* **Exercise brief**: Repeat the whole listing, keeping every word and every line intact.
****************
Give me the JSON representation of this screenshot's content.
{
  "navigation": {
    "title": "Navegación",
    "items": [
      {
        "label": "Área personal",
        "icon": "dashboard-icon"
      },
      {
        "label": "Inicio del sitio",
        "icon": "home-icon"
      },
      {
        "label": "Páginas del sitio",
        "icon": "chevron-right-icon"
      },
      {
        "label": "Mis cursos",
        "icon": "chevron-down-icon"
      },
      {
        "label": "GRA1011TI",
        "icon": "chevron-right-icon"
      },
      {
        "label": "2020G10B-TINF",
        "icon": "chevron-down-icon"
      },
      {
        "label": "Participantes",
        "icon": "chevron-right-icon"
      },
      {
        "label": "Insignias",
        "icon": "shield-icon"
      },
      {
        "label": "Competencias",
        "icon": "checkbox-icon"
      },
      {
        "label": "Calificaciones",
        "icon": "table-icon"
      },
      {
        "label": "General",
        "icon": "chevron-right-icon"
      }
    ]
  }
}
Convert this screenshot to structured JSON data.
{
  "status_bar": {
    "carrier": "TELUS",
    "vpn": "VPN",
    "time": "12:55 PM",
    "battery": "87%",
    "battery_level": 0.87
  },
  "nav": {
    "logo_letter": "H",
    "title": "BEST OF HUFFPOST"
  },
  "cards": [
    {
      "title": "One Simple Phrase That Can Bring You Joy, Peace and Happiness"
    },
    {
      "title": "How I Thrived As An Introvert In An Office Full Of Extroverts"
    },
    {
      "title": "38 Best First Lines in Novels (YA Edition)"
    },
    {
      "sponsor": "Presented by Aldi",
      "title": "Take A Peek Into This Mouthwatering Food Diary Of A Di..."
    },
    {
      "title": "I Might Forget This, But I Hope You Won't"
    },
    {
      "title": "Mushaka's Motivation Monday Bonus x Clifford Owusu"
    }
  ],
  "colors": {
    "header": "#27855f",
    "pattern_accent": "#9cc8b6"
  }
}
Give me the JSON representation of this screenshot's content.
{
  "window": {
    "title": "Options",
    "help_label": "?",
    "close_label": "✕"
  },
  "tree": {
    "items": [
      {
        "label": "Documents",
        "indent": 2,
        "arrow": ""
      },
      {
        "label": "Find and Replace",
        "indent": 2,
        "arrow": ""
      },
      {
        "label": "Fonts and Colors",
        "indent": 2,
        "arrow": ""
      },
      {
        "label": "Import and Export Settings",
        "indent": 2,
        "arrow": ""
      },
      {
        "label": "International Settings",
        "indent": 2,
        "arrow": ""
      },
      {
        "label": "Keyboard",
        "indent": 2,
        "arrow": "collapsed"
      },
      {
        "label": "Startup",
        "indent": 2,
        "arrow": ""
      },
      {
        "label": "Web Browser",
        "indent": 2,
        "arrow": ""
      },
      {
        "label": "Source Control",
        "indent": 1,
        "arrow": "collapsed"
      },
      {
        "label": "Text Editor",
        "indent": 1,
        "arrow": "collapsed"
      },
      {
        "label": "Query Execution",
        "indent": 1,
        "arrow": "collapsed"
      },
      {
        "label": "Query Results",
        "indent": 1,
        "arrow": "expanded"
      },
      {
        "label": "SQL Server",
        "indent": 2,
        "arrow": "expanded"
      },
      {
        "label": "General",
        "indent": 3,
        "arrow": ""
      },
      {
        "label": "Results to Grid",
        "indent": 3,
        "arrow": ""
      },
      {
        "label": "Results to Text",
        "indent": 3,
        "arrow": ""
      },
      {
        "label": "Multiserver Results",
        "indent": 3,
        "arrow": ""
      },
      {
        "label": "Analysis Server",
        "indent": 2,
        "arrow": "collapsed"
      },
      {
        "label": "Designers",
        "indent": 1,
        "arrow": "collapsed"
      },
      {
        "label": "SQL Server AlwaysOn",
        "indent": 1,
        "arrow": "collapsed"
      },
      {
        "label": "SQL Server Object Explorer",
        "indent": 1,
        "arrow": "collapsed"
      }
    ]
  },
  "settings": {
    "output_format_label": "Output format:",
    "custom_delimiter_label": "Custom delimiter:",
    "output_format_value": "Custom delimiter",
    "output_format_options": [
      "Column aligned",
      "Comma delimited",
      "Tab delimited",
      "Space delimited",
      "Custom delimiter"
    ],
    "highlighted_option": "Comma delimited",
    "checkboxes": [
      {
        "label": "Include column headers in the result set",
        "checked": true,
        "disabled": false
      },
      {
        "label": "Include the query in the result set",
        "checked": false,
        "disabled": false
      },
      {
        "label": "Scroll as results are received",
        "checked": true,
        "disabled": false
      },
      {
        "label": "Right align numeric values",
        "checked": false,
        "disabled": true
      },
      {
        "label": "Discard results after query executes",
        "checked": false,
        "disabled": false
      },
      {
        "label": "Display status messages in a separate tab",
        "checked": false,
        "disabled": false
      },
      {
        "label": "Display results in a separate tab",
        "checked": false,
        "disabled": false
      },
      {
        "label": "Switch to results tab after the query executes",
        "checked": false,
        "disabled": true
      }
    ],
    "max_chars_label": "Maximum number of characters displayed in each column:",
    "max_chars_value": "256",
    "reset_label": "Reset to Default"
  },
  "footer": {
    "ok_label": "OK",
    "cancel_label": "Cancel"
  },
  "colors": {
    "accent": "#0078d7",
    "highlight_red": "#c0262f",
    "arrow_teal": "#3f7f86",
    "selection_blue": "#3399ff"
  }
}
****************
* **Response**:
Give me the JSON representation of this screenshot's content.
{
  "navigation": {
    "title": "Navegación",
    "items": [
      {
        "label": "Área personal",
        "icon": "dashboard-icon"
      },
      {
        "label": "Inicio del sitio",
        "icon": "home-icon"
      },
      {
        "label": "Páginas del sitio",
        "icon": "chevron-right-icon"
      },
      {
        "label": "Mis cursos",
        "icon": "chevron-down-icon"
      },
      {
        "label": "GRA1011TI",
        "icon": "chevron-right-icon"
      },
      {
        "label": "2020G10B-TINF",
        "icon": "chevron-down-icon"
      },
      {
        "label": "Participantes",
        "icon": "chevron-right-icon"
      },
      {
        "label": "Insignias",
        "icon": "shield-icon"
      },
      {
        "label": "Competencias",
        "icon": "checkbox-icon"
      },
      {
        "label": "Calificaciones",
        "icon": "table-icon"
      },
      {
        "label": "General",
        "icon": "chevron-right-icon"
      }
    ]
  }
}
Convert this screenshot to structured JSON data.
{
  "status_bar": {
    "carrier": "TELUS",
    "vpn": "VPN",
    "time": "12:55 PM",
    "battery": "87%",
    "battery_level": 0.87
  },
  "nav": {
    "logo_letter": "H",
    "title": "BEST OF HUFFPOST"
  },
  "cards": [
    {
      "title": "One Simple Phrase That Can Bring You Joy, Peace and Happiness"
    },
    {
      "title": "How I Thrived As An Introvert In An Office Full Of Extroverts"
    },
    {
      "title": "38 Best First Lines in Novels (YA Edition)"
    },
    {
      "sponsor": "Presented by Aldi",
      "title": "Take A Peek Into This Mouthwatering Food Diary Of A Di..."
    },
    {
      "title": "I Might Forget This, But I Hope You Won't"
    },
    {
      "title": "Mushaka's Motivation Monday Bonus x Clifford Owusu"
    }
  ],
  "colors": {
    "header": "#27855f",
    "pattern_accent": "#9cc8b6"
  }
}
Give me the JSON representation of this screenshot's content.
{
  "window": {
    "title": "Options",
    "help_label": "?",
    "close_label": "✕"
  },
  "tree": {
    "items": [
      {
        "label": "Documents",
        "indent": 2,
        "arrow": ""
      },
      {
        "label": "Find and Replace",
        "indent": 2,
        "arrow": ""
      },
      {
        "label": "Fonts and Colors",
        "indent": 2,
        "arrow": ""
      },
      {
        "label": "Import and Export Settings",
        "indent": 2,
        "arrow": ""
      },
      {
        "label": "International Settings",
        "indent": 2,
        "arrow": ""
      },
      {
        "label": "Keyboard",
        "indent": 2,
        "arrow": "collapsed"
      },
      {
        "label": "Startup",
        "indent": 2,
        "arrow": ""
      },
      {
        "label": "Web Browser",
        "indent": 2,
        "arrow": ""
      },
      {
        "label": "Source Control",
        "indent": 1,
        "arrow": "collapsed"
      },
      {
        "label": "Text Editor",
        "indent": 1,
        "arrow": "collapsed"
      },
      {
        "label": "Query Execution",
        "indent": 1,
        "arrow": "collapsed"
      },
      {
        "label": "Query Results",
        "indent": 1,
        "arrow": "expanded"
      },
      {
        "label": "SQL Server",
        "indent": 2,
        "arrow": "expanded"
      },
      {
        "label": "General",
        "indent": 3,
        "arrow": ""
      },
      {
        "label": "Results to Grid",
        "indent": 3,
        "arrow": ""
      },
      {
        "label": "Results to Text",
        "indent": 3,
        "arrow": ""
      },
      {
        "label": "Multiserver Results",
        "indent": 3,
        "arrow": ""
      },
      {
        "label": "Analysis Server",
        "indent": 2,
        "arrow": "collapsed"
      },
      {
        "label": "Designers",
        "indent": 1,
        "arrow": "collapsed"
      },
      {
        "label": "SQL Server AlwaysOn",
        "indent": 1,
        "arrow": "collapsed"
      },
      {
        "label": "SQL Server Object Explorer",
        "indent": 1,
        "arrow": "collapsed"
      }
    ]
  },
  "settings": {
    "output_format_label": "Output format:",
    "custom_delimiter_label": "Custom delimiter:",
    "output_format_value": "Custom delimiter",
    "output_format_options": [
      "Column aligned",
      "Comma delimited",
      "Tab delimited",
      "Space delimited",
      "Custom delimiter"
    ],
    "highlighted_option": "Comma delimited",
    "checkboxes": [
      {
        "label": "Include column headers in the result set",
        "checked": true,
        "disabled": false
      },
      {
        "label": "Include the query in the result set",
        "checked": false,
        "disabled": false
      },
      {
        "label": "Scroll as results are received",
        "checked": true,
        "disabled": false
      },
      {
        "label": "Right align numeric values",
        "checked": false,
        "disabled": true
      },
      {
        "label": "Discard results after query executes",
        "checked": false,
        "disabled": false
      },
      {
        "label": "Display status messages in a separate tab",
        "checked": false,
        "disabled": false
      },
      {
        "label": "Display results in a separate tab",
        "checked": false,
        "disabled": false
      },
      {
        "label": "Switch to results tab after the query executes",
        "checked": false,
        "disabled": true
      }
    ],
    "max_chars_label": "Maximum number of characters displayed in each column:",
    "max_chars_value": "256",
    "reset_label": "Reset to Default"
  },
  "footer": {
    "ok_label": "OK",
    "cancel_label": "Cancel"
  },
  "colors": {
    "accent": "#0078d7",
    "highlight_red": "#c0262f",
    "arrow_teal": "#3f7f86",
    "selection_blue": "#3399ff"
  }
}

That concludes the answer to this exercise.